JavaScripts :: Miscellaneous :: Converting Binary to Decimal
Programmatic calculation don't always yield the expected result. Especially when dealing with decimal numbers, or monetary calculations. Your initial thoughts may lead you to believe a bug exists in the language you're programing or coding in. In actual fact, it's expected behavior known as binary floating point approximation. Most modern computers process information stored as 1's and 0's, in groups of 8, known as bits, bit units, or binary digits. Humans on the other hand, process information using the decimal numbering system.
In a nutshell, the programing language converts decimal values to binary values so the Computer's processor can understand, then we need to have the binary values converted back to decimal values so humans can understand. You'd think the programing language would do this for us, but it doesn't. Good news is, you've found a solution.
Try these simple calculations in JavaScript :
<script>alert(1.02 + 1.01)</script>
Returns: 2.0300000000000002
<script>alert(3.3 * 3)</script>
Returns: 9.899999999999998
<script>alert(3 * 0.3)</script>
Returns: 0.89999999999999
<script>alert(7 * 9.95)</script>
Returns: 69.64999999999999
Binary values only pose a problem when processing decimals. Integers or whole numbers can be correctly converted and processed. So the simple solution is to convert your decimals to whole numbers by multiplication, then divide the computed result.
Try the same computations above, with this simple decimal to integer solution applied, which cover most, not all, possibilities.
<script>alert(((1.02 * 100) + (1.01 * 100)) / 100)</script>
Returns: 2.03
<script>alert((3.3 * 100) * (3 * 100) / 10000)</script>
Returns: 9.9
<script>alert((3 * 100) * (0.3 * 100) / 10000)</script>
Returns: 0.9
<script>alert(7 * (9.95 * 100) / 100)</script>
Returns: 69.64999999999999
Well, the last one failed to make an impact.

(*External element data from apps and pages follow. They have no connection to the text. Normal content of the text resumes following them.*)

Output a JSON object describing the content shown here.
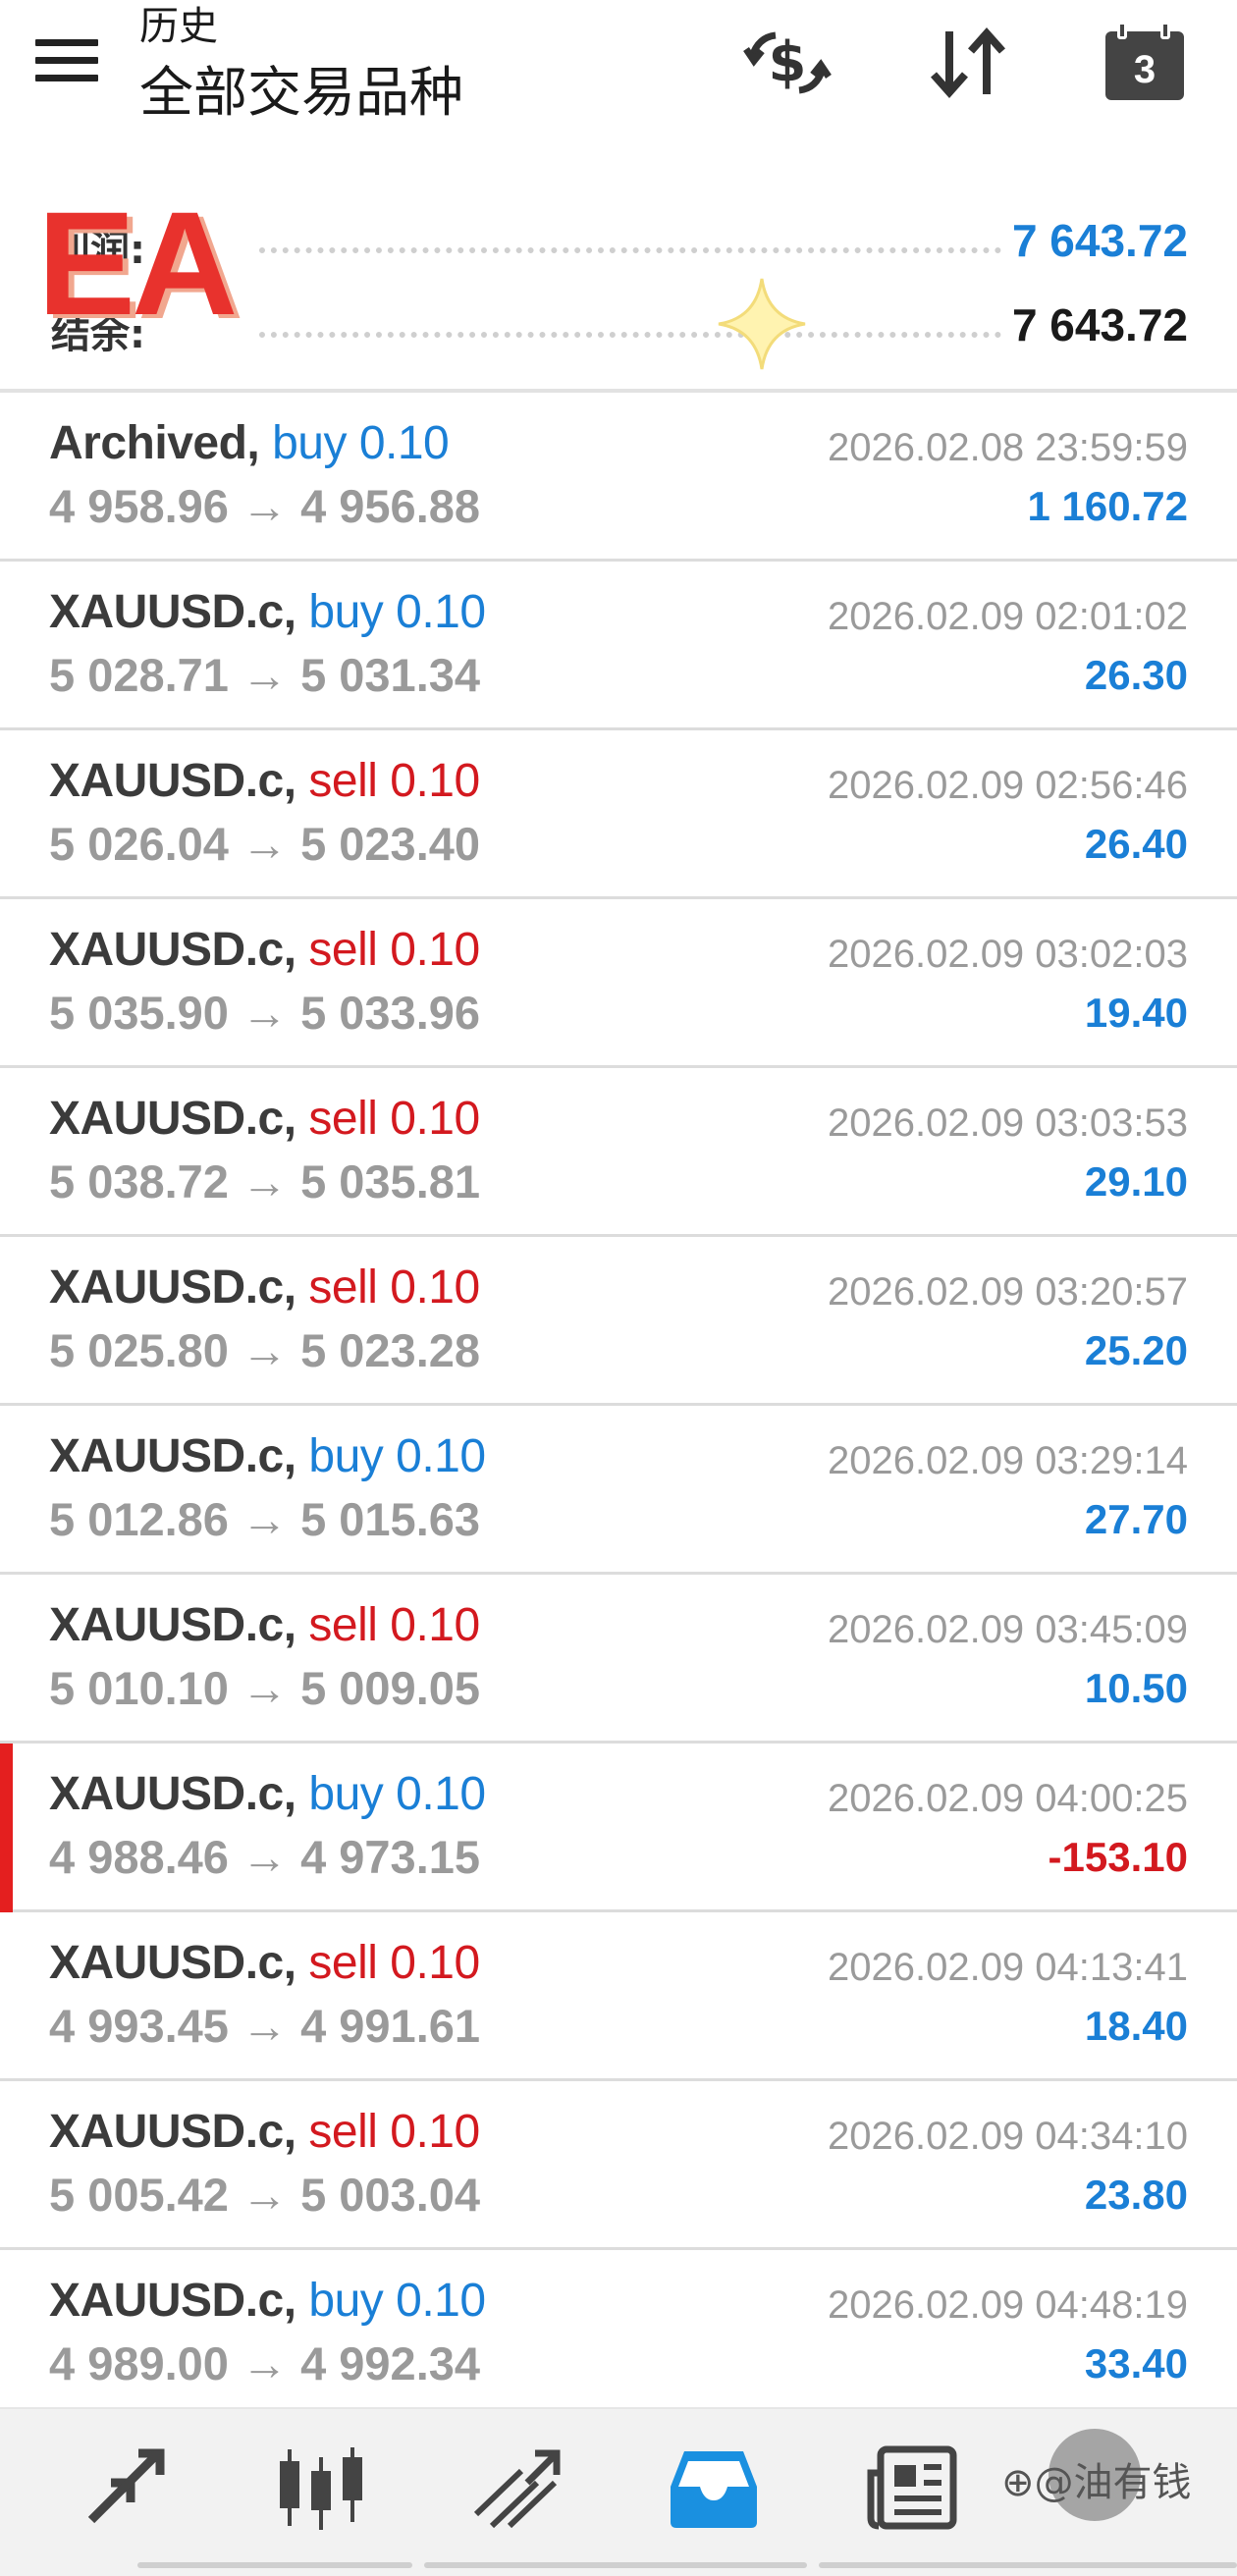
{
  "header": {
    "title_small": "历史",
    "title_large": "全部交易品种",
    "icons": [
      "menu-icon",
      "currency-exchange-icon",
      "sort-arrows-icon",
      "calendar-icon"
    ],
    "calendar_day": "3"
  },
  "summary": {
    "profit_label": "利润:",
    "profit_value": "7 643.72",
    "balance_label": "结余:",
    "balance_value": "7 643.72",
    "overlay_logo": "EA"
  },
  "colors": {
    "buy": "#1a7fd6",
    "sell": "#d3191f",
    "profit_positive": "#1a7fd6",
    "profit_negative": "#d3191f",
    "flag": "#e41f1f"
  },
  "trades": [
    {
      "symbol": "Archived,",
      "side": "buy 0.10",
      "type": "buy",
      "open": "4 958.96",
      "arrow": "→",
      "close": "4 956.88",
      "time": "2026.02.08 23:59:59",
      "profit": "1 160.72",
      "negative": false
    },
    {
      "symbol": "XAUUSD.c,",
      "side": "buy 0.10",
      "type": "buy",
      "open": "5 028.71",
      "arrow": "→",
      "close": "5 031.34",
      "time": "2026.02.09 02:01:02",
      "profit": "26.30",
      "negative": false
    },
    {
      "symbol": "XAUUSD.c,",
      "side": "sell 0.10",
      "type": "sell",
      "open": "5 026.04",
      "arrow": "→",
      "close": "5 023.40",
      "time": "2026.02.09 02:56:46",
      "profit": "26.40",
      "negative": false
    },
    {
      "symbol": "XAUUSD.c,",
      "side": "sell 0.10",
      "type": "sell",
      "open": "5 035.90",
      "arrow": "→",
      "close": "5 033.96",
      "time": "2026.02.09 03:02:03",
      "profit": "19.40",
      "negative": false
    },
    {
      "symbol": "XAUUSD.c,",
      "side": "sell 0.10",
      "type": "sell",
      "open": "5 038.72",
      "arrow": "→",
      "close": "5 035.81",
      "time": "2026.02.09 03:03:53",
      "profit": "29.10",
      "negative": false
    },
    {
      "symbol": "XAUUSD.c,",
      "side": "sell 0.10",
      "type": "sell",
      "open": "5 025.80",
      "arrow": "→",
      "close": "5 023.28",
      "time": "2026.02.09 03:20:57",
      "profit": "25.20",
      "negative": false
    },
    {
      "symbol": "XAUUSD.c,",
      "side": "buy 0.10",
      "type": "buy",
      "open": "5 012.86",
      "arrow": "→",
      "close": "5 015.63",
      "time": "2026.02.09 03:29:14",
      "profit": "27.70",
      "negative": false
    },
    {
      "symbol": "XAUUSD.c,",
      "side": "sell 0.10",
      "type": "sell",
      "open": "5 010.10",
      "arrow": "→",
      "close": "5 009.05",
      "time": "2026.02.09 03:45:09",
      "profit": "10.50",
      "negative": false
    },
    {
      "symbol": "XAUUSD.c,",
      "side": "buy 0.10",
      "type": "buy",
      "open": "4 988.46",
      "arrow": "→",
      "close": "4 973.15",
      "time": "2026.02.09 04:00:25",
      "profit": "-153.10",
      "negative": true
    },
    {
      "symbol": "XAUUSD.c,",
      "side": "sell 0.10",
      "type": "sell",
      "open": "4 993.45",
      "arrow": "→",
      "close": "4 991.61",
      "time": "2026.02.09 04:13:41",
      "profit": "18.40",
      "negative": false
    },
    {
      "symbol": "XAUUSD.c,",
      "side": "sell 0.10",
      "type": "sell",
      "open": "5 005.42",
      "arrow": "→",
      "close": "5 003.04",
      "time": "2026.02.09 04:34:10",
      "profit": "23.80",
      "negative": false
    },
    {
      "symbol": "XAUUSD.c,",
      "side": "buy 0.10",
      "type": "buy",
      "open": "4 989.00",
      "arrow": "→",
      "close": "4 992.34",
      "time": "2026.02.09 04:48:19",
      "profit": "33.40",
      "negative": false
    }
  ],
  "bottom_nav": {
    "items": [
      {
        "icon": "quotes-arrows-icon",
        "active": false
      },
      {
        "icon": "candlestick-chart-icon",
        "active": false
      },
      {
        "icon": "trend-lines-icon",
        "active": false
      },
      {
        "icon": "history-inbox-icon",
        "active": true
      },
      {
        "icon": "news-icon",
        "active": false
      }
    ],
    "watermark": "⊕@油有钱"
  }
}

<script>alert(9.95 * 100)</script>
Returns: 994.9999999999999
So here's a slightly more complex script which you can use for monetary calculations. This function takes any number, regardless of decimal places, coverts it to 2 decimal places, then removes the decimal place to emulate multiplying the number by 100. Because no mathematical processing takes place, the number returned will not off by 0.01, nor will it contain an unexpected number of digits. You can then apply your formula to the figure returned and divide the product by 100 to get an accurate result.
<script>
function make100X(n){
n = n.toString();
if(n.search(/\./) >= 0){
stringLength = n.length;
decimalPosi = n.search(/\./);
decimalPosi = stringLength  decimalPosi  1
if(decimalPosi == 0){
n = n + "00";
} else if(decimalPosi == 1){
n = n + "0";
} else if(decimalPosi > 2){
n = n.substr(0, n.length  decimalPosi + 2);
}
} else {
n = n + "00";
}
return n = n.replace(/\./g, "");
}
alert((7 * make100X(9.95) / 100));
</script>
Returns: 69.65
Of course, some products are returned with only 1 decimal place, which isn't all that great when dealing with monetary figures. So you can use the following functions to convert any figure, be it an integer or a decimal with any number of places.
<script>
function formatAmount(n){
str = String(n);
DECI = new Array();
DECI = str.split(".");
if(DECI[1]){
DECI[1] = DECI[1].substr(0,2);
} else {
DECI[1] = "";
}
if(DECI[1].length == 1){
DECI[1] = DECI[1] + "0";
}
if(DECI[1].length == 0){
DECI[1] = DECI[1] + "00";
}
n = DECI[0] + "." + DECI[1];
return n;
}
alert(formatAmount(80));
alert(formatAmount(80.2));
alert(formatAmount(80.2123478599999));
</script>
Returns:
88.00
88.20
88.21